Items from a dataset -

=== Section Start ===

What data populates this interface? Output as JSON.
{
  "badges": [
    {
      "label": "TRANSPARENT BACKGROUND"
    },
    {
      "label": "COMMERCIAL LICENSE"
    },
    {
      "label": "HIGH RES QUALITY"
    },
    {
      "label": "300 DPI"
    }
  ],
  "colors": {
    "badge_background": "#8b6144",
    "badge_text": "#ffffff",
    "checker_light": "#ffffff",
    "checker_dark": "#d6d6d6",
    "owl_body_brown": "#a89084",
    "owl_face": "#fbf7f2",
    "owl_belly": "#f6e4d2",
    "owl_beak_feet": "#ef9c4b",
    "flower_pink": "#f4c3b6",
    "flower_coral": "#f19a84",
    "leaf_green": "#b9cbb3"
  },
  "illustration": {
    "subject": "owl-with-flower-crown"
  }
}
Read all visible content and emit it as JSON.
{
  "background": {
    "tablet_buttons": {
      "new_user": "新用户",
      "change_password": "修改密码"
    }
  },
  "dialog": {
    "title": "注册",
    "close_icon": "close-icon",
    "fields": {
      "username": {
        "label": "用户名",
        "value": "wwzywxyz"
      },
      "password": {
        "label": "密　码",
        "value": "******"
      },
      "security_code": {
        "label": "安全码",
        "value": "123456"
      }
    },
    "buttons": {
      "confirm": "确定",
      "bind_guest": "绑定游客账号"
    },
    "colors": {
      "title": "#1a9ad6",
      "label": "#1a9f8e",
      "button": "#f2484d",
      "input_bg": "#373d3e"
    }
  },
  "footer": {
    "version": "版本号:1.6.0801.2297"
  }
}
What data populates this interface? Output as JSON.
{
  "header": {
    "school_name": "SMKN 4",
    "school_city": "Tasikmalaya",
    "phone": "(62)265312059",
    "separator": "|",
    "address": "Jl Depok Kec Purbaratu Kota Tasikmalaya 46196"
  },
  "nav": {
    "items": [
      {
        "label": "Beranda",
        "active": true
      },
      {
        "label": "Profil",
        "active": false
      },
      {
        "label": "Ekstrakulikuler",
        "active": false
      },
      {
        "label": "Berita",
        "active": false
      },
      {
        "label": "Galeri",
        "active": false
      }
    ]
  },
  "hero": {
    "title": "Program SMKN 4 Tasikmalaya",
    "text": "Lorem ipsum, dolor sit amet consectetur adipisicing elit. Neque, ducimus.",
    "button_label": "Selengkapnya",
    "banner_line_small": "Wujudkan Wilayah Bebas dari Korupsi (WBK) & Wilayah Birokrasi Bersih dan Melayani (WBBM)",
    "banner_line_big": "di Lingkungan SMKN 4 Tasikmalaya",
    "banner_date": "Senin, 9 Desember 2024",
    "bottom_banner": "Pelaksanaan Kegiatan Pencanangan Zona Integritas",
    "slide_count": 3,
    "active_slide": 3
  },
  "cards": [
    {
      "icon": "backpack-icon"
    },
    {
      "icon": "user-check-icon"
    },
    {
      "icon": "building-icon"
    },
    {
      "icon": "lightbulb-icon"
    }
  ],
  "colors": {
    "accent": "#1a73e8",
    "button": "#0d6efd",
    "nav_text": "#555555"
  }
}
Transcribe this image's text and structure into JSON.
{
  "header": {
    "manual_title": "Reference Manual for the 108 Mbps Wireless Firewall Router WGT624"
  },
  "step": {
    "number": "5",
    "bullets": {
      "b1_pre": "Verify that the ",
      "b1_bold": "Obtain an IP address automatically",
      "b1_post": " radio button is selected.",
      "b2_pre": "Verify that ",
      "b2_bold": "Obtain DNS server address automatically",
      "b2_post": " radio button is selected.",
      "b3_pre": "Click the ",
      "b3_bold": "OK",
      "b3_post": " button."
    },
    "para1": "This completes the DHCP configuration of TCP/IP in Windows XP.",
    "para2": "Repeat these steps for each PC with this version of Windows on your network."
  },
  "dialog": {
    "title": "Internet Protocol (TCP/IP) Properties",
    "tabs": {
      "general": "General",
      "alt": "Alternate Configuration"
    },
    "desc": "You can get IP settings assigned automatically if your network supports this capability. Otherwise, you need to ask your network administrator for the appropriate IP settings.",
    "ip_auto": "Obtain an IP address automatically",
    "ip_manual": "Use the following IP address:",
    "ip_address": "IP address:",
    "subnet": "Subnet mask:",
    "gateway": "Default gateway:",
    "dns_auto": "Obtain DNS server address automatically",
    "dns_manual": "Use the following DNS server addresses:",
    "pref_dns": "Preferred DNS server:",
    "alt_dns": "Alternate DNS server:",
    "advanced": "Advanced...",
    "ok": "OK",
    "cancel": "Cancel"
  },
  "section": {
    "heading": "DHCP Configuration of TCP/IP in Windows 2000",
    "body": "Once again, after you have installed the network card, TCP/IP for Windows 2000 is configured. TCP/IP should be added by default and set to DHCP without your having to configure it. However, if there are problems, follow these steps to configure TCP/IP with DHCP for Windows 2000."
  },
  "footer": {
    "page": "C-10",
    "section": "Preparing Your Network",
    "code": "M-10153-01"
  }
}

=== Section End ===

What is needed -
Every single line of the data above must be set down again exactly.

Exercise solution -
What data populates this interface? Output as JSON.
{
  "badges": [
    {
      "label": "TRANSPARENT BACKGROUND"
    },
    {
      "label": "COMMERCIAL LICENSE"
    },
    {
      "label": "HIGH RES QUALITY"
    },
    {
      "label": "300 DPI"
    }
  ],
  "colors": {
    "badge_background": "#8b6144",
    "badge_text": "#ffffff",
    "checker_light": "#ffffff",
    "checker_dark": "#d6d6d6",
    "owl_body_brown": "#a89084",
    "owl_face": "#fbf7f2",
    "owl_belly": "#f6e4d2",
    "owl_beak_feet": "#ef9c4b",
    "flower_pink": "#f4c3b6",
    "flower_coral": "#f19a84",
    "leaf_green": "#b9cbb3"
  },
  "illustration": {
    "subject": "owl-with-flower-crown"
  }
}
Read all visible content and emit it as JSON.
{
  "background": {
    "tablet_buttons": {
      "new_user": "新用户",
      "change_password": "修改密码"
    }
  },
  "dialog": {
    "title": "注册",
    "close_icon": "close-icon",
    "fields": {
      "username": {
        "label": "用户名",
        "value": "wwzywxyz"
      },
      "password": {
        "label": "密　码",
        "value": "******"
      },
      "security_code": {
        "label": "安全码",
        "value": "123456"
      }
    },
    "buttons": {
      "confirm": "确定",
      "bind_guest": "绑定游客账号"
    },
    "colors": {
      "title": "#1a9ad6",
      "label": "#1a9f8e",
      "button": "#f2484d",
      "input_bg": "#373d3e"
    }
  },
  "footer": {
    "version": "版本号:1.6.0801.2297"
  }
}
What data populates this interface? Output as JSON.
{
  "header": {
    "school_name": "SMKN 4",
    "school_city": "Tasikmalaya",
    "phone": "(62)265312059",
    "separator": "|",
    "address": "Jl Depok Kec Purbaratu Kota Tasikmalaya 46196"
  },
  "nav": {
    "items": [
      {
        "label": "Beranda",
        "active": true
      },
      {
        "label": "Profil",
        "active": false
      },
      {
        "label": "Ekstrakulikuler",
        "active": false
      },
      {
        "label": "Berita",
        "active": false
      },
      {
        "label": "Galeri",
        "active": false
      }
    ]
  },
  "hero": {
    "title": "Program SMKN 4 Tasikmalaya",
    "text": "Lorem ipsum, dolor sit amet consectetur adipisicing elit. Neque, ducimus.",
    "button_label": "Selengkapnya",
    "banner_line_small": "Wujudkan Wilayah Bebas dari Korupsi (WBK) & Wilayah Birokrasi Bersih dan Melayani (WBBM)",
    "banner_line_big": "di Lingkungan SMKN 4 Tasikmalaya",
    "banner_date": "Senin, 9 Desember 2024",
    "bottom_banner": "Pelaksanaan Kegiatan Pencanangan Zona Integritas",
    "slide_count": 3,
    "active_slide": 3
  },
  "cards": [
    {
      "icon": "backpack-icon"
    },
    {
      "icon": "user-check-icon"
    },
    {
      "icon": "building-icon"
    },
    {
      "icon": "lightbulb-icon"
    }
  ],
  "colors": {
    "accent": "#1a73e8",
    "button": "#0d6efd",
    "nav_text": "#555555"
  }
}
Transcribe this image's text and structure into JSON.
{
  "header": {
    "manual_title": "Reference Manual for the 108 Mbps Wireless Firewall Router WGT624"
  },
  "step": {
    "number": "5",
    "bullets": {
      "b1_pre": "Verify that the ",
      "b1_bold": "Obtain an IP address automatically",
      "b1_post": " radio button is selected.",
      "b2_pre": "Verify that ",
      "b2_bold": "Obtain DNS server address automatically",
      "b2_post": " radio button is selected.",
      "b3_pre": "Click the ",
      "b3_bold": "OK",
      "b3_post": " button."
    },
    "para1": "This completes the DHCP configuration of TCP/IP in Windows XP.",
    "para2": "Repeat these steps for each PC with this version of Windows on your network."
  },
  "dialog": {
    "title": "Internet Protocol (TCP/IP) Properties",
    "tabs": {
      "general": "General",
      "alt": "Alternate Configuration"
    },
    "desc": "You can get IP settings assigned automatically if your network supports this capability. Otherwise, you need to ask your network administrator for the appropriate IP settings.",
    "ip_auto": "Obtain an IP address automatically",
    "ip_manual": "Use the following IP address:",
    "ip_address": "IP address:",
    "subnet": "Subnet mask:",
    "gateway": "Default gateway:",
    "dns_auto": "Obtain DNS server address automatically",
    "dns_manual": "Use the following DNS server addresses:",
    "pref_dns": "Preferred DNS server:",
    "alt_dns": "Alternate DNS server:",
    "advanced": "Advanced...",
    "ok": "OK",
    "cancel": "Cancel"
  },
  "section": {
    "heading": "DHCP Configuration of TCP/IP in Windows 2000",
    "body": "Once again, after you have installed the network card, TCP/IP for Windows 2000 is configured. TCP/IP should be added by default and set to DHCP without your having to configure it. However, if there are problems, follow these steps to configure TCP/IP with DHCP for Windows 2000."
  },
  "footer": {
    "page": "C-10",
    "section": "Preparing Your Network",
    "code": "M-10153-01"
  }
}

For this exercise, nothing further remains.